Submitted May 21, 1996. Decided May 28, 1996

Shari Thompson, pro se.

Thomas Monaghan, Omaha, NE, for appellee.



Following the arrest of Billy Thompson in April 1990 for possession with intent to distribute cocaine, the government seized a bank certificate of deposit (CD) valued at $7,000 and filed a forfeiture complaint against the property. Shari Thompson, Billy's wife, answered the forfeiture complaint and asserted a claim to the CD. When partial summary judgment was granted in favor of the bank in September 1991, the district court's docket sheet entry erroneously reflected the case as terminated. After no activity for four years, the docketing mistake was detected in September 1995--the record does not tell us how--and the case reopened, presumably at the government's behest. The district court ordered the case set for trial a few weeks later, and when Thompson did not appear, denied her motion for a continuance and entered a default judgment against her. Thompson appeals. We reverse.

The government's delay of more than four years evidences a lack of reasonable diligence in prosecuting its forfeiture action. The government does not explain why it took four years to discover the district court's docketing error. The procedural prejudice to Thompson is apparent from the circumstances surrounding the hasty reopening and entry of default judgment. Moreover, the government has alleged that the CD was redeemed in March 1995. That event either made the CD forfeiture proceeding moot, or created a need for much more complex litigation before the government could recover the money previously represented by the CD. Since the government originally seized the CD, it is to blame for any mishandling, so it is appropriate to treat the CD's redemption as mooting the forfeiture proceeding. For all these reasons, we conclude that dismissal because of the government's failure to prosecute is the proper course of action. See Garland v. Peebles, 1 F.3d 683, 686 (8th Cir. 1993). See also Link v. Wabash R.R. Co., 370 U.S. 626, 630-31, 82 S. Ct. 1386, 1388-89, 8 L. Ed. 2d 734 (1962) (courts have inherent authority to dismiss sua sponte for failure to prosecute).

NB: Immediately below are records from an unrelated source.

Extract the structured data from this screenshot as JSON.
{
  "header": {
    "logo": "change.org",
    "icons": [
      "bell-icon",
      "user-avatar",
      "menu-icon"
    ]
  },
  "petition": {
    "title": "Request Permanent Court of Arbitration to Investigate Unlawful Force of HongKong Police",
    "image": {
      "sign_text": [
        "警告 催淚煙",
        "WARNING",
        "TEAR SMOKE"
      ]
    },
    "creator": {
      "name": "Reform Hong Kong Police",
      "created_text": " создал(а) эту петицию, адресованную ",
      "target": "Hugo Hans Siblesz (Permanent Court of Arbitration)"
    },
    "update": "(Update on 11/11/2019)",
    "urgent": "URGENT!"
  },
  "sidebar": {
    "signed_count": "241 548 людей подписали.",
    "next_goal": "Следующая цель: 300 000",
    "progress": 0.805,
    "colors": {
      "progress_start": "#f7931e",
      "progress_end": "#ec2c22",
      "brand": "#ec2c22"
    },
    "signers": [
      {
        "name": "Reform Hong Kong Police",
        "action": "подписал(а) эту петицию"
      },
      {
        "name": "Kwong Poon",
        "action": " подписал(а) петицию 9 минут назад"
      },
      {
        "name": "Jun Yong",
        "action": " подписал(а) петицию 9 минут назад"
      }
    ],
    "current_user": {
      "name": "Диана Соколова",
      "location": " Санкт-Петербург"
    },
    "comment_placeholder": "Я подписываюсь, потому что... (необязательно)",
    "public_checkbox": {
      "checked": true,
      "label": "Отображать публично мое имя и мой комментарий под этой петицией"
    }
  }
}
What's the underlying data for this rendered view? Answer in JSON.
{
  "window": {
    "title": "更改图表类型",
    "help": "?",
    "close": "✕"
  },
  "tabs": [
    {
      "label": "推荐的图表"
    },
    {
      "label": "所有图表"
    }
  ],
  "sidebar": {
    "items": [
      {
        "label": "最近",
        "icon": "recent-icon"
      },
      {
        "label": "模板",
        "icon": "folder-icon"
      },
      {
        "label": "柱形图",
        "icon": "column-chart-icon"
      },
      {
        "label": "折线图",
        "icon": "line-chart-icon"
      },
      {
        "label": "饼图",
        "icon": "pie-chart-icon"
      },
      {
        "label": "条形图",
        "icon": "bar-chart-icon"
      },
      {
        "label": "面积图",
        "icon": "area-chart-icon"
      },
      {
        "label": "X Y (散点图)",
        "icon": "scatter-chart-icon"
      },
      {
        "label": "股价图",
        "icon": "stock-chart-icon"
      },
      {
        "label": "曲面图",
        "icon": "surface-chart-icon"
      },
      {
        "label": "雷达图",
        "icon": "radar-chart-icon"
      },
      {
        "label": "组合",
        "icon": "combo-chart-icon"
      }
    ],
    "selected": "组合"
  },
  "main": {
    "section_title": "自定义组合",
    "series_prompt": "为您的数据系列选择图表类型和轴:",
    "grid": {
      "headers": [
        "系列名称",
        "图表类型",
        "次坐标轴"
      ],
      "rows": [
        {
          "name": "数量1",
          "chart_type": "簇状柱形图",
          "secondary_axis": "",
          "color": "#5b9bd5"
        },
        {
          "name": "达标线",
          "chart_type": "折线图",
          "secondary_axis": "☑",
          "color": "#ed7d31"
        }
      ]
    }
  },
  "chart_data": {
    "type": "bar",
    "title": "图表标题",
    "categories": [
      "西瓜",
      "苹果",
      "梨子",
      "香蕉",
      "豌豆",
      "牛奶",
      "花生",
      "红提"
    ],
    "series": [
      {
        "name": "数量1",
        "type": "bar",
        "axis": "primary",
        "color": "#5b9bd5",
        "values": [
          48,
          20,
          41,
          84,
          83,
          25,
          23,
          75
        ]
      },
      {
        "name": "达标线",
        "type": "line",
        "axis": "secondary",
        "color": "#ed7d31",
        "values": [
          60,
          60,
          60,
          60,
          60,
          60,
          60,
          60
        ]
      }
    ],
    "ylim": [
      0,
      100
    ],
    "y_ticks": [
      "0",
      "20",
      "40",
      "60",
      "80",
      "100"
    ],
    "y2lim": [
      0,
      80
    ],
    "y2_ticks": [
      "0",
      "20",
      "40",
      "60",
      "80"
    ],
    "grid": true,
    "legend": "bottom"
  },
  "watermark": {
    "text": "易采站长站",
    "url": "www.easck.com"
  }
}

Accordingly, the judgment of the district court is reversed and the case is remanded with instructions to dismiss the government's forfeiture complaint for failure to prosecute.